▶ WORK TASK
Tally the lines in the data below in which the word "Today" occurs, then give only the total.

▶ ENTRIES PROVIDED
----
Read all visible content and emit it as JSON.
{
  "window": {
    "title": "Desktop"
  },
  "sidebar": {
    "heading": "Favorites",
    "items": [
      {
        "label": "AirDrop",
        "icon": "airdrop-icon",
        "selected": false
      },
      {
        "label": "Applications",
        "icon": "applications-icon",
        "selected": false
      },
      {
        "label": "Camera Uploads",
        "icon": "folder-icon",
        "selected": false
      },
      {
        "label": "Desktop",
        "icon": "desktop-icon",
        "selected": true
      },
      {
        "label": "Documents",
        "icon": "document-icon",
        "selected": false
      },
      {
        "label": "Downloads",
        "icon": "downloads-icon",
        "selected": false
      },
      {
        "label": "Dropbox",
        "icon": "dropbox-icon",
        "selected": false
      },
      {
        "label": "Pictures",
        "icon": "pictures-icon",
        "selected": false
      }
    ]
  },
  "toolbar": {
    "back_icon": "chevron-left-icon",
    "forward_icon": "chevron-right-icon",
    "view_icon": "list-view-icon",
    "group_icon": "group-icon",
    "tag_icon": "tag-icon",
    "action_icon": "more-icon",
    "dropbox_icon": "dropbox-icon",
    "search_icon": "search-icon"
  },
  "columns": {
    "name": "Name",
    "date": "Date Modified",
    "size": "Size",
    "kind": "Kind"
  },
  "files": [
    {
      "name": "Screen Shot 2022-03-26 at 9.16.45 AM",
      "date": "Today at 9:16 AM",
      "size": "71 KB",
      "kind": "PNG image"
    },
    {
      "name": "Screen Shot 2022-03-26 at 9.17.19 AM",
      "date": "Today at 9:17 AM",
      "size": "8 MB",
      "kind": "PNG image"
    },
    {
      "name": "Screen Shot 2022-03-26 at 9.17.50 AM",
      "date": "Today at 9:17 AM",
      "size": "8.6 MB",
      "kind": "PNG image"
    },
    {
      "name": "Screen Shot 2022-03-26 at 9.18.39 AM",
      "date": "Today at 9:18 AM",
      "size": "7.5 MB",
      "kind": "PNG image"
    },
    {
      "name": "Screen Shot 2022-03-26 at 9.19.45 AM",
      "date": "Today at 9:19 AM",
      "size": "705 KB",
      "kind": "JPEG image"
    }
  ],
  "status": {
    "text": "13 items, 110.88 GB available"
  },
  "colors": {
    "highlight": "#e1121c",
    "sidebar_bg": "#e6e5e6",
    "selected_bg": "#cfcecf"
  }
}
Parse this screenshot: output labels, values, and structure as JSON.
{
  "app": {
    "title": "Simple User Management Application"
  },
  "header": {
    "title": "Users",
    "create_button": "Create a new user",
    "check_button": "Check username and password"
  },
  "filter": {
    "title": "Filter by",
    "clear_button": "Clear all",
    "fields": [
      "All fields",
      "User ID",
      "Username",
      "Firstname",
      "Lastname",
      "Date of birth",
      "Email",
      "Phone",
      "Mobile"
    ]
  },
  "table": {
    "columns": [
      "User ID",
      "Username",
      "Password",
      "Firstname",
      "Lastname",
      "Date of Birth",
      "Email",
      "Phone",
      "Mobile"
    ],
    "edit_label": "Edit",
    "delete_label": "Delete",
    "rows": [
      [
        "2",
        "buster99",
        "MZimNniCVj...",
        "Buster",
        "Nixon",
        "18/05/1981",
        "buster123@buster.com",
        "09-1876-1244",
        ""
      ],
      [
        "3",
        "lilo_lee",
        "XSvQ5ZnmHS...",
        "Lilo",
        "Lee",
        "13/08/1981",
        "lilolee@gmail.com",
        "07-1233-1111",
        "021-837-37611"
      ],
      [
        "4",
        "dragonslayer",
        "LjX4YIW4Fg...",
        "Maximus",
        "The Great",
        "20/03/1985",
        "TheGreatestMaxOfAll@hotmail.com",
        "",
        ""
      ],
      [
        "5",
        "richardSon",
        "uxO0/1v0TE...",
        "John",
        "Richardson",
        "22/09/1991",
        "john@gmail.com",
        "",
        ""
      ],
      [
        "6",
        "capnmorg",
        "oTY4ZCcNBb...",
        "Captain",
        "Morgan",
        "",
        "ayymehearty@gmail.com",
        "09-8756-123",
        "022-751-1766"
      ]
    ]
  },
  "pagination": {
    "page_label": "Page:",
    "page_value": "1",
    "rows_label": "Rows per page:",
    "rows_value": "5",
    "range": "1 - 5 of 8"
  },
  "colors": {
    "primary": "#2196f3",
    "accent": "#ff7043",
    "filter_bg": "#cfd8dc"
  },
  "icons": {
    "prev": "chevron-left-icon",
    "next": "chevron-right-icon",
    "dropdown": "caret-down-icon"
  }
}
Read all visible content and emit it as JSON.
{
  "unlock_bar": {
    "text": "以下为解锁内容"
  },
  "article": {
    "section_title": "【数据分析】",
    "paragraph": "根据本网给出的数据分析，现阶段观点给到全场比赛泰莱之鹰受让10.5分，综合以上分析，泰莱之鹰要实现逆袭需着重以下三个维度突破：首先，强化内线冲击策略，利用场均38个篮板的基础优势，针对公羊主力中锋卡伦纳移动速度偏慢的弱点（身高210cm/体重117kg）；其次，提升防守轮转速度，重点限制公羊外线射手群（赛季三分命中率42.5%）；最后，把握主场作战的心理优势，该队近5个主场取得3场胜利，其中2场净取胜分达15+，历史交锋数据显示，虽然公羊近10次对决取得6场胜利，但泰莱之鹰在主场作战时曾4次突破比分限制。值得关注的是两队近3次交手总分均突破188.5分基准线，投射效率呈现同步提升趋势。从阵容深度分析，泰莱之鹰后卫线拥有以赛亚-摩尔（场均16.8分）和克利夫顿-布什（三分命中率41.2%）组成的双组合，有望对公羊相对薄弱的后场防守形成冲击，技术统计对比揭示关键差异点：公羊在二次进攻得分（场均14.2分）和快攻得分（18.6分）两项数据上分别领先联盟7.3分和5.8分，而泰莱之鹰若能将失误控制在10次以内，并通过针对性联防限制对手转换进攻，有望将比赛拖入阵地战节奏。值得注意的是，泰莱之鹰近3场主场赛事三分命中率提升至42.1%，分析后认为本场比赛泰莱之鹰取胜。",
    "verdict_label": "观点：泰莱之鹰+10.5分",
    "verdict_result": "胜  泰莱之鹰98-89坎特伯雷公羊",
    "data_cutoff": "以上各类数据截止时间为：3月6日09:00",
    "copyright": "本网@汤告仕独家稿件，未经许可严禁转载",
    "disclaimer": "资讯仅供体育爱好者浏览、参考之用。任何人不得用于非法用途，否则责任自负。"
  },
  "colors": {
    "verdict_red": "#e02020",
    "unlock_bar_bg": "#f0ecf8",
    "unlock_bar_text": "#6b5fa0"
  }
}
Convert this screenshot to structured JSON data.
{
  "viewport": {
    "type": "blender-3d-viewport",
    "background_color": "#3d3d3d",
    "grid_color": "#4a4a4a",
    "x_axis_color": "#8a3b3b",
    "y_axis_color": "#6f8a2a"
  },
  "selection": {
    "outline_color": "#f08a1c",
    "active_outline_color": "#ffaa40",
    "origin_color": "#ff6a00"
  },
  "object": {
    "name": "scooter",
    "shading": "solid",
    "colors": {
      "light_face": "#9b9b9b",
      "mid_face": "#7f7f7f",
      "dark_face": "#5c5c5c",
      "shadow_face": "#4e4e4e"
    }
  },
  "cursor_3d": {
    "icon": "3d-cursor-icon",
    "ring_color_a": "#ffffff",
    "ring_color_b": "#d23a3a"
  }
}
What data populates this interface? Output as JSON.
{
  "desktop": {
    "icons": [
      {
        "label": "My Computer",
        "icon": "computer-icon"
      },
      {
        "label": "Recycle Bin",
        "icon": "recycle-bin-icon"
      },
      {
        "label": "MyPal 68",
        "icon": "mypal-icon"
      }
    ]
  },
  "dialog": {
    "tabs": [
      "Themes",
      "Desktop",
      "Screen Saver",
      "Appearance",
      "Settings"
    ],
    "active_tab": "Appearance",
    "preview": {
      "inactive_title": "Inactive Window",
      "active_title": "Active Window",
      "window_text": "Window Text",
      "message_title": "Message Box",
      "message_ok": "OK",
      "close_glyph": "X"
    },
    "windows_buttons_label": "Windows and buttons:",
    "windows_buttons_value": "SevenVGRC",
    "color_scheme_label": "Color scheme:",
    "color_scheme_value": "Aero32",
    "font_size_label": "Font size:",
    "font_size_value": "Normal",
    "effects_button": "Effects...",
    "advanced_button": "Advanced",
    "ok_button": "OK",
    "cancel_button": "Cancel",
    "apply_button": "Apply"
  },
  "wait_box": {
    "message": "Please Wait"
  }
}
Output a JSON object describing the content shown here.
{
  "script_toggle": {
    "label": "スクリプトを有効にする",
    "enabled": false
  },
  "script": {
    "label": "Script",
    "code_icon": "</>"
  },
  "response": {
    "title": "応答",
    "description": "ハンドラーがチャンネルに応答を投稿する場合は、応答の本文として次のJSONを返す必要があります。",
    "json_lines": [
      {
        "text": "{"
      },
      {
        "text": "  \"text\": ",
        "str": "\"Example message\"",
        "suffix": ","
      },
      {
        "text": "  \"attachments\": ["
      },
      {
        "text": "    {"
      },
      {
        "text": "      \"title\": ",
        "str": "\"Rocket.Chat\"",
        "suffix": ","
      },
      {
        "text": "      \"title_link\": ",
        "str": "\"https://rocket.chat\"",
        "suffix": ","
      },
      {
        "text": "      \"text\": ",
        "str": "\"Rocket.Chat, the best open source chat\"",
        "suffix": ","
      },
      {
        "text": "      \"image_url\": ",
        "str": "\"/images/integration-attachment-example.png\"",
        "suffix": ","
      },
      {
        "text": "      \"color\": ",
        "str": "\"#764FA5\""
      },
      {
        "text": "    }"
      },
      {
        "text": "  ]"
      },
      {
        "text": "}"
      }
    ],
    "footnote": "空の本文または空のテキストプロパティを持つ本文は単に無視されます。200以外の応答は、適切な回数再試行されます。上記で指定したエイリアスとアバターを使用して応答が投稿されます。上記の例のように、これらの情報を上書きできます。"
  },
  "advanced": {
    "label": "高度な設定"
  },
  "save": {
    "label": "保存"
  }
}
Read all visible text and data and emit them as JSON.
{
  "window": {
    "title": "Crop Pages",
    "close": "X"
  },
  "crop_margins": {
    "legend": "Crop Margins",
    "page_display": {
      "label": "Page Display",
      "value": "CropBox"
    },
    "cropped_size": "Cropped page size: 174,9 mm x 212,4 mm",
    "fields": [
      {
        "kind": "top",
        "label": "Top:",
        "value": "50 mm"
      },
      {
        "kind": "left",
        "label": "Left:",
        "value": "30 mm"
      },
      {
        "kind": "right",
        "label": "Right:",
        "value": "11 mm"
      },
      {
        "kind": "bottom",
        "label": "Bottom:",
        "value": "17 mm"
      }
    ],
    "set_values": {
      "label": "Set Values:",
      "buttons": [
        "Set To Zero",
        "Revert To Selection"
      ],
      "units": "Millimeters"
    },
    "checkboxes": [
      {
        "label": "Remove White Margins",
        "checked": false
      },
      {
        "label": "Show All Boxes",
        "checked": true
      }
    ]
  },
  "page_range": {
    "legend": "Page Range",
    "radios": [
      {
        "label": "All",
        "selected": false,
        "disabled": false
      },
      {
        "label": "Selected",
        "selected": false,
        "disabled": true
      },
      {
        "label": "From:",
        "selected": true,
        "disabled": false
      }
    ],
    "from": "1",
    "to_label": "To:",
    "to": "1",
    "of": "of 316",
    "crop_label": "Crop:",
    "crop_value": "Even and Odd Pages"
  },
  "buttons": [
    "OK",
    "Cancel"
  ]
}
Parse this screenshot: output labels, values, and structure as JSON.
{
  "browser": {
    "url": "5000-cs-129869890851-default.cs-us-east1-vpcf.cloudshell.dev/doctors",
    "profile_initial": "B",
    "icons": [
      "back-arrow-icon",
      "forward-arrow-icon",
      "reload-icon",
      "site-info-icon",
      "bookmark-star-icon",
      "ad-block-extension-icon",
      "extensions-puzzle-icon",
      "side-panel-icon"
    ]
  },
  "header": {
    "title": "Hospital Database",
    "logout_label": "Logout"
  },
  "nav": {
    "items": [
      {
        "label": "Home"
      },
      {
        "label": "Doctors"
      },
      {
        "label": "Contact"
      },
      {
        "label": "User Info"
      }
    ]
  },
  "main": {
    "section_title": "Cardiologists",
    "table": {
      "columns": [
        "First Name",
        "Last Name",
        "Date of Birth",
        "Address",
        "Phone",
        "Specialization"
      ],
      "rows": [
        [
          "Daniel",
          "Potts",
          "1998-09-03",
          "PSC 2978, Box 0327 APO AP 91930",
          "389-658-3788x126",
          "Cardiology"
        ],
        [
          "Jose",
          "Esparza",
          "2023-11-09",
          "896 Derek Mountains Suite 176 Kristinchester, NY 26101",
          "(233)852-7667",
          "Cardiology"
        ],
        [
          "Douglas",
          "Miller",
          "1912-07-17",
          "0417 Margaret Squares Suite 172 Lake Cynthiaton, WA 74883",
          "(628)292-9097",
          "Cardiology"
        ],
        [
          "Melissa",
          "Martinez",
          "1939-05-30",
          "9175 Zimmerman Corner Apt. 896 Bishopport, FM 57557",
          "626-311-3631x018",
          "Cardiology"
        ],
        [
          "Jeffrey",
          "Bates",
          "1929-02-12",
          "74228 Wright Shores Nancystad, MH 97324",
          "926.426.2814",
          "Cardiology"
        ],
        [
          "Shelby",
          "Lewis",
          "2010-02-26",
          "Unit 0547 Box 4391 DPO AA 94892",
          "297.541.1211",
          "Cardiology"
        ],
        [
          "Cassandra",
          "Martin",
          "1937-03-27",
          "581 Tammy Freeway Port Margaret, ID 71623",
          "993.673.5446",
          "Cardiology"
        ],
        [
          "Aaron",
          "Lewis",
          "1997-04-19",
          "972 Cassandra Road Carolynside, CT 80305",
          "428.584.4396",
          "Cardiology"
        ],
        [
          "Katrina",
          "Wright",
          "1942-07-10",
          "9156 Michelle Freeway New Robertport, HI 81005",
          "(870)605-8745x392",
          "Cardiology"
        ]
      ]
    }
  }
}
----
▶ SOLUTION FOR THIS PROBLEM
5